Do hot flashes have a silver lining? Turns out they may correlate with lower odds of developing breast cancer, according to a controversial report in the February issue of Cancer Epidemiology, Biomarkers and Prevention.
The study found that women with a history of menopausal symptoms – including hot flashes, insomnia and mood swings—have a 50 percent lower risk of developing the two most common types of postmenopausal breast cancer. In addition, the more severe the hot flashes, the less likely it was that the women in the study went on to develop breast cancer. Women with the most extreme flashes—which woke them up at night—had a 70 to 80 percent lower risk of breast cancer, says senior author Christopher I. Li, MD, PhD, a breast cancer epidemiologist at the Fred Hutchinson Cancer Research Center in Seattle.
What’s the hypothesized link between breast cancer and hot flashes? Hormones. For the last two decades, researchers have surmised that higher levels of estrogen increase your risk of breast cancer. During perimenopause and menopause, your estrogen levels fluctuate, moving in a downward direction until they settle at a much lower point than when you were, say, age 30. The assumption in the Seattle study is that hot flashes and similar symptoms indicate lower levels of estrogen, and hence a reduced risk of breast cancer.

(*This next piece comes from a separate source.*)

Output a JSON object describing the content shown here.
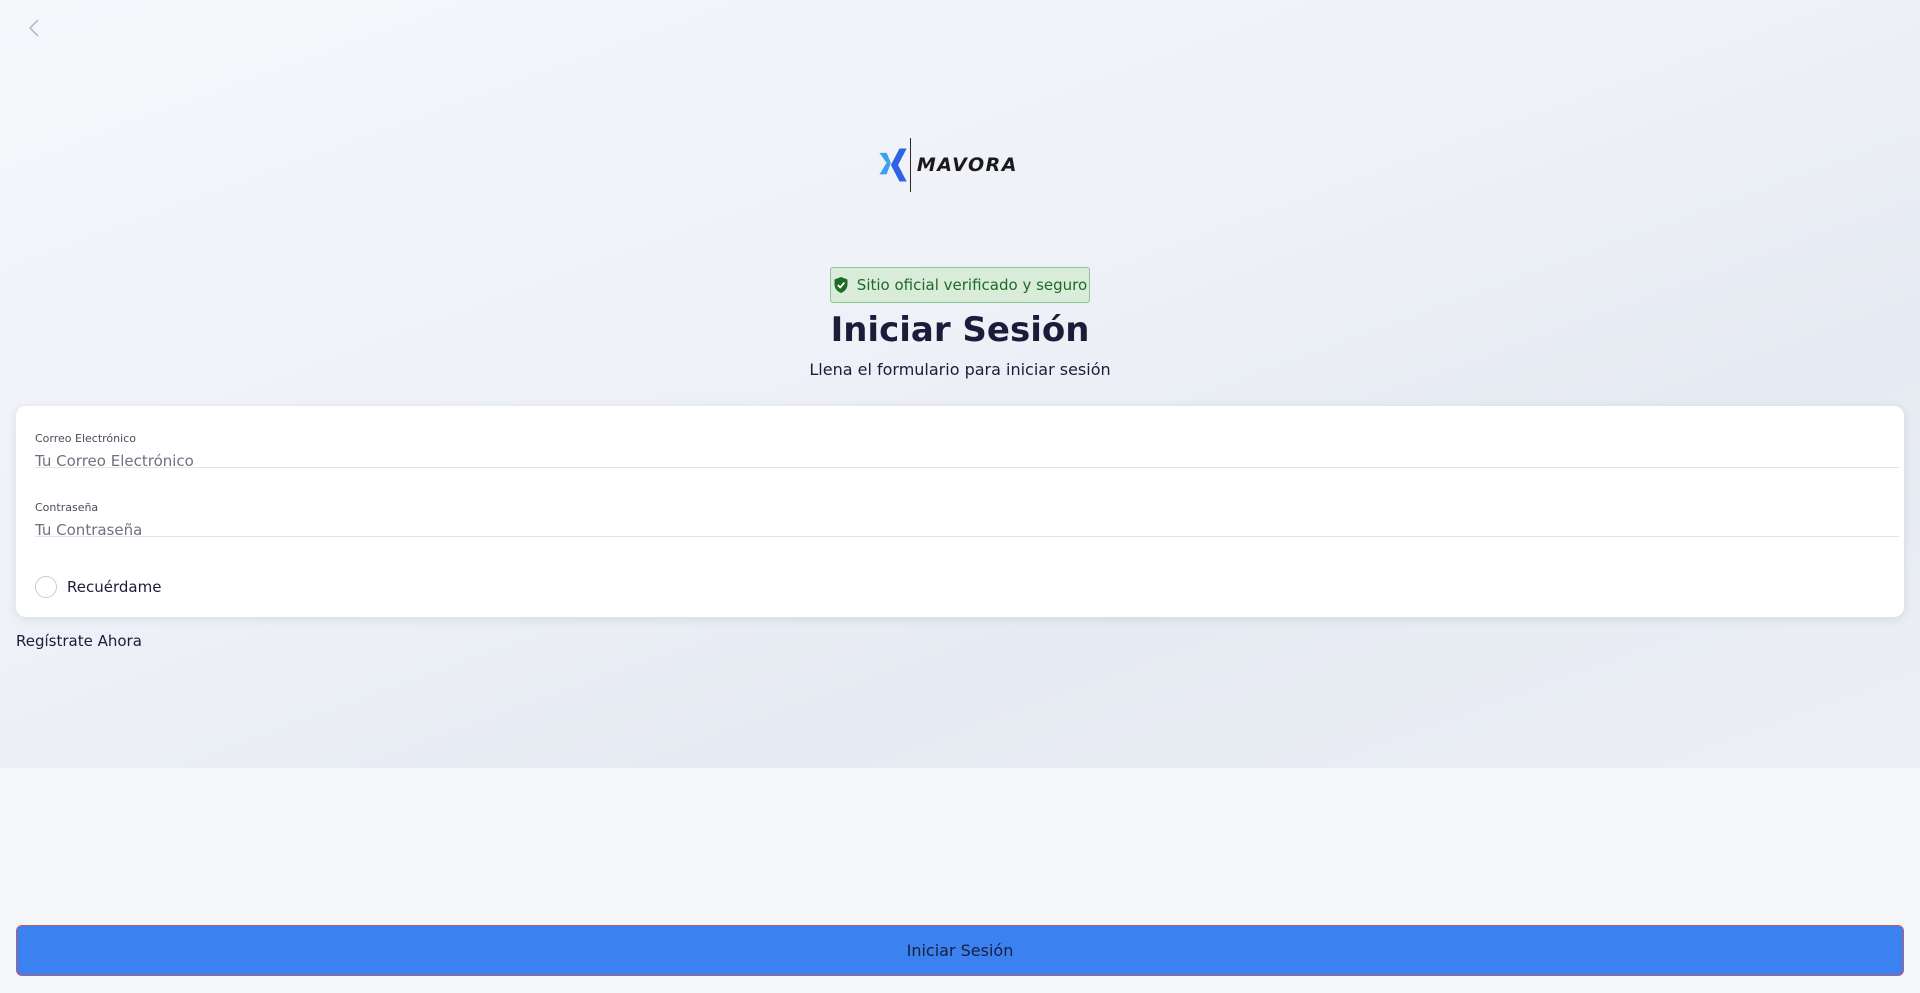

However, not everyone agrees with that assumption. “There is no data to show that lower estrogen levels correlate with the severity of hot flashes,” says Mary Jane Minkin, MD, clinical professor of obstetrics, gynecology and reproductive sciences at Yale University. “Twenty percent of women have zero hot flashes and their estrogen levels are very low—just as low as their sister who has miserable hot flashes.” Notes Steven R. Goldstein, MD, professor of obstetrics and gynecology at New York University’s Langone Medical Center, “For younger [perimenopausal] women, the culprit in symptoms might not be just the absolute value of estrogen but the change in their estrogen levels.”
Goldstein, who is the president of the North American Menopause Society (NAMS), also takes issue with the methodology of the Seattle study. The researchers interviewed 1,437 postmenopausal women (988 diagnosed with breast cancer and 449 who had no history of the disease) and asked them to recollect years later the severity of their hot flashes, the duration of the episodes, the type of symptoms experienced, and similar details. Since the study was retrospective—women had to recall their symptoms during one 90-minute interview—rather than prospective—in which researchers would have followed what happened to the subjects over several years, “you have to take it all with a grain of salt,” Goldstein says.
Still, Margery Gass, MD, the executive director of NAMS and a consultant to the Cleveland Clinic, calls the study’s findings “thought-provoking.” She adds: “Can hot flashes be a marker for other health issues? These findings should prompt other researchers to look at their results to see if they can confirm or refute these findings.”
Experts agree, however, that this study will not change how doctors and women handle the detection of breast cancer. “There isn’t really anything women can do other than continue to get regular breast cancer screenings regardless of whether they have menopausal symptoms,” Li says.
Here’s the schedule: The American Society of Obstetricians and Gynecologists recommends that women between the ages of 40 and 50 get screened every one to two years; women 50 years and older should undergo mammograms annually.